__Exercise__: What you return should be the lines of the data containing "jdbcType", each in full.

__Given data__:
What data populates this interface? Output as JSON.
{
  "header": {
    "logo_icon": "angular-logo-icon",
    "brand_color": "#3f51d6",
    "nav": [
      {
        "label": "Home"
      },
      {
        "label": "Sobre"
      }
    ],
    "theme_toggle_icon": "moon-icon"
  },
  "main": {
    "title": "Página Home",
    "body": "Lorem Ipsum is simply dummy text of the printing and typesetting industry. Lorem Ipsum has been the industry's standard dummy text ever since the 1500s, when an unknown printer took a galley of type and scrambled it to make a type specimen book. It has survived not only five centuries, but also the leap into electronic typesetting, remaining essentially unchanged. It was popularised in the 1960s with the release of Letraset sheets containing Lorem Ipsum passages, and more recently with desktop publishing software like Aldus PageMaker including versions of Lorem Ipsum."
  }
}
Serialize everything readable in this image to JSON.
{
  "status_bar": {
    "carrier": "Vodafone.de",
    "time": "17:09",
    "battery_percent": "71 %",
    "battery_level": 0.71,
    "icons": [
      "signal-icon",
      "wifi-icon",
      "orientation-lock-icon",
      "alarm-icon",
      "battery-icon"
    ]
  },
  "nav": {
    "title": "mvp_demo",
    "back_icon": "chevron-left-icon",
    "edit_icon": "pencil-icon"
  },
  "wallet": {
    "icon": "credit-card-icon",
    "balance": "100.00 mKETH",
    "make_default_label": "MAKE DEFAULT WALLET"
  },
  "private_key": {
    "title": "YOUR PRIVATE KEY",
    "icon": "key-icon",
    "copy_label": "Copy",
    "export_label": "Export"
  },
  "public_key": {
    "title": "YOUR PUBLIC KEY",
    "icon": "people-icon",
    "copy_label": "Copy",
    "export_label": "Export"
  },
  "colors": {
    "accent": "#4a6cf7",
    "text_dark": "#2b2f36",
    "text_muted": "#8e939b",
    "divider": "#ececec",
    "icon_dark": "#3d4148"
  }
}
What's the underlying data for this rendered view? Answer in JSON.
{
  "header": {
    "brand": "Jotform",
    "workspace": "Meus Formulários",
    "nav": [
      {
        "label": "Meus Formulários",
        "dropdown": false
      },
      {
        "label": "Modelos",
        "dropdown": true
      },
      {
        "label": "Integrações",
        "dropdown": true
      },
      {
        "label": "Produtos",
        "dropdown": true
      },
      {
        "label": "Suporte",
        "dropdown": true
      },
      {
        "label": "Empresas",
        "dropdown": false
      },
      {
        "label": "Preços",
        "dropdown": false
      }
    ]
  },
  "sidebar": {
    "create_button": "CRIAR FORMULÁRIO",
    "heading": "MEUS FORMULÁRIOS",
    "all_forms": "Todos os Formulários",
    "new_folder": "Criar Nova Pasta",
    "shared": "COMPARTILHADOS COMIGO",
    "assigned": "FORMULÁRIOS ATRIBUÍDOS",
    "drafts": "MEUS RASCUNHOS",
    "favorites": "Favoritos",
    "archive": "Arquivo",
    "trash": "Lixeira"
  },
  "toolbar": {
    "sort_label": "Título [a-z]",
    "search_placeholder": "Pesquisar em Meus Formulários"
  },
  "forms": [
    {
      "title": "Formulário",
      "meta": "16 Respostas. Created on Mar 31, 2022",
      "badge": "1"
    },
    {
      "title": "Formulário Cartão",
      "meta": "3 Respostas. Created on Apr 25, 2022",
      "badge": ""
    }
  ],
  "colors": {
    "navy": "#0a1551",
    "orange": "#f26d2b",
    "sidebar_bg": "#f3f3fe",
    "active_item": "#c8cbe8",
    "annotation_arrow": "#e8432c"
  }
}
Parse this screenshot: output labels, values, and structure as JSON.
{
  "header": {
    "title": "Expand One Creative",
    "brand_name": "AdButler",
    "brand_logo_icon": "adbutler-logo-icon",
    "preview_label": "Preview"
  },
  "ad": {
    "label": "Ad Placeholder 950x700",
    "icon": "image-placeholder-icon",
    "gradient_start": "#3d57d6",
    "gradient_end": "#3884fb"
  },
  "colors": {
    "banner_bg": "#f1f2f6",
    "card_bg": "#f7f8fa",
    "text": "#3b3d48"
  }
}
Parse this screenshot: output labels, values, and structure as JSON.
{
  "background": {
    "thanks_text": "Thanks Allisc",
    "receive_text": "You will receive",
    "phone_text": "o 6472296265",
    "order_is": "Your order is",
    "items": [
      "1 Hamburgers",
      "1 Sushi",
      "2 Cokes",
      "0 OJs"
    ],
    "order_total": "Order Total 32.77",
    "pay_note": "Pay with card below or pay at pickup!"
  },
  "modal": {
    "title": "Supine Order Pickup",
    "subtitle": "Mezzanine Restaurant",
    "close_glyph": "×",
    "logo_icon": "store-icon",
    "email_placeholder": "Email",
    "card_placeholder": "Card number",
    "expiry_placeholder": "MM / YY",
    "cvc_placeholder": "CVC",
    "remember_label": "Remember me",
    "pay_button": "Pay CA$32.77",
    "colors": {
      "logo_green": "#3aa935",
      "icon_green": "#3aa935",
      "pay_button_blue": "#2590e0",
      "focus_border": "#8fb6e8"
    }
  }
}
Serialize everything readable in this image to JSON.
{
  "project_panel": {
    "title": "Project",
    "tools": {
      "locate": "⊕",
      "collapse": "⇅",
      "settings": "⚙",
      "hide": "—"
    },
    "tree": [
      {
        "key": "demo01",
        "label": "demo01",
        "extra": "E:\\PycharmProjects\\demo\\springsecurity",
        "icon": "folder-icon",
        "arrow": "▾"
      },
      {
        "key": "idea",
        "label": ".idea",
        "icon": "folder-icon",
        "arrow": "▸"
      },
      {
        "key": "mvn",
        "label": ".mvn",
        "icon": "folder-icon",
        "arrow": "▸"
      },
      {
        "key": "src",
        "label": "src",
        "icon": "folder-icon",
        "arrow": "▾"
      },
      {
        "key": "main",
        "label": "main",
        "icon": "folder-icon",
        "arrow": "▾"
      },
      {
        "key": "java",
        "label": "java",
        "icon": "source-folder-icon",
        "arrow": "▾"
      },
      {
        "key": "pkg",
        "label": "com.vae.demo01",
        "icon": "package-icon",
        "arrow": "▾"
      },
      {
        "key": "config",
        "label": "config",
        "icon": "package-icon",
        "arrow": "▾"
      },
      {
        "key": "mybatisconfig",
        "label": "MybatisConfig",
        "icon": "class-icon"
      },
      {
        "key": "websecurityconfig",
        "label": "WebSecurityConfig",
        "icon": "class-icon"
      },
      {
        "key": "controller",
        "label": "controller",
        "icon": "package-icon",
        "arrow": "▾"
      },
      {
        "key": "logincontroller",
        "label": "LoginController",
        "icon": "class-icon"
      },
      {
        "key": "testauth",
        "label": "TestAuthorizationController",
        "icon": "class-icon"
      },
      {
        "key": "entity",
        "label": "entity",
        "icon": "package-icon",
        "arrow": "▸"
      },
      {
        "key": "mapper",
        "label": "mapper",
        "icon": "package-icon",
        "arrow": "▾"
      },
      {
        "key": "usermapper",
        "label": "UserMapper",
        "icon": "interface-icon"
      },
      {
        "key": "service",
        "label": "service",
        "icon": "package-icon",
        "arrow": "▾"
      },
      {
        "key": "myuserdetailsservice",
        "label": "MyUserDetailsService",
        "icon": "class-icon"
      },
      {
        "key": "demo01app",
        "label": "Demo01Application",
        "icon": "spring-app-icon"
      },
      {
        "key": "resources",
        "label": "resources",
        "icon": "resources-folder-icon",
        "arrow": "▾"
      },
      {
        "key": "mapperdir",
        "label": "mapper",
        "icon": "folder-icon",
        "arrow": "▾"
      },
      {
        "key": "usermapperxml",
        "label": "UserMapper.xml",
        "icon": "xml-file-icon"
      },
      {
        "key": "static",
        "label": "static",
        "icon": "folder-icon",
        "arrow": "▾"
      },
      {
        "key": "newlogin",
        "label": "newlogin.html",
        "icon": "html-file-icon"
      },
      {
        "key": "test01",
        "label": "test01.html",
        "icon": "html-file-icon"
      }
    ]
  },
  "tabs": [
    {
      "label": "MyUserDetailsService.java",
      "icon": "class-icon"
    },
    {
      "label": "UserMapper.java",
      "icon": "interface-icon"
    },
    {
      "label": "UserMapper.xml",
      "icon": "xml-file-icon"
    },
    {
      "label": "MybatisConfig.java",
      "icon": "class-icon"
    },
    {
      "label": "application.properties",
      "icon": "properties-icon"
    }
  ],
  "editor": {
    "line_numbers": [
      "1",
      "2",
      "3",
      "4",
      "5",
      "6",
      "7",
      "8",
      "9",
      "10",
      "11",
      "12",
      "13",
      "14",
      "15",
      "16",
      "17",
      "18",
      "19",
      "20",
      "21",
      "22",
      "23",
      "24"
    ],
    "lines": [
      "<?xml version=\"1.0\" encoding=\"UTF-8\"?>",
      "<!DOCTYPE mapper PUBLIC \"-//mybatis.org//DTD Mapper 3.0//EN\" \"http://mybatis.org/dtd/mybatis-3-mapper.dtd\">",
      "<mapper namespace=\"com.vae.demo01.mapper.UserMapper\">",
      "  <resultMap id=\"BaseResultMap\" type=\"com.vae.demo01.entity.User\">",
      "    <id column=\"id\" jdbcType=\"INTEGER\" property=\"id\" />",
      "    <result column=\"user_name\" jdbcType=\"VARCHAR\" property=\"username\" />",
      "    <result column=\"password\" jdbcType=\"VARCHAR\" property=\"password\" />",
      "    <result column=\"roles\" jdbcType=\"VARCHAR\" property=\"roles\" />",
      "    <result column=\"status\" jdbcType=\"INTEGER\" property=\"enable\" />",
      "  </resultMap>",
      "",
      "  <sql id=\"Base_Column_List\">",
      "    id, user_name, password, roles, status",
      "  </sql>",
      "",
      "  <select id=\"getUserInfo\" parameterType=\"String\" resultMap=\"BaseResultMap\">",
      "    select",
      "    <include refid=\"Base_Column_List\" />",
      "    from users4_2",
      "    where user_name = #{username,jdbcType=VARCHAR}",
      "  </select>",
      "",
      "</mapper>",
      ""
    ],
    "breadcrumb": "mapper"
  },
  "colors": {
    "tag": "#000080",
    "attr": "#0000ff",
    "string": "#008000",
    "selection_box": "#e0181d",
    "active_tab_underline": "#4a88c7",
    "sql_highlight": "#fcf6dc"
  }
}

__Solution for this task__:
      "    <id column=\"id\" jdbcType=\"INTEGER\" property=\"id\" />",
      "    <result column=\"user_name\" jdbcType=\"VARCHAR\" property=\"username\" />",
      "    <result column=\"password\" jdbcType=\"VARCHAR\" property=\"password\" />",
      "    <result column=\"roles\" jdbcType=\"VARCHAR\" property=\"roles\" />",
      "    <result column=\"status\" jdbcType=\"INTEGER\" property=\"enable\" />",
      "    where user_name = #{username,jdbcType=VARCHAR}",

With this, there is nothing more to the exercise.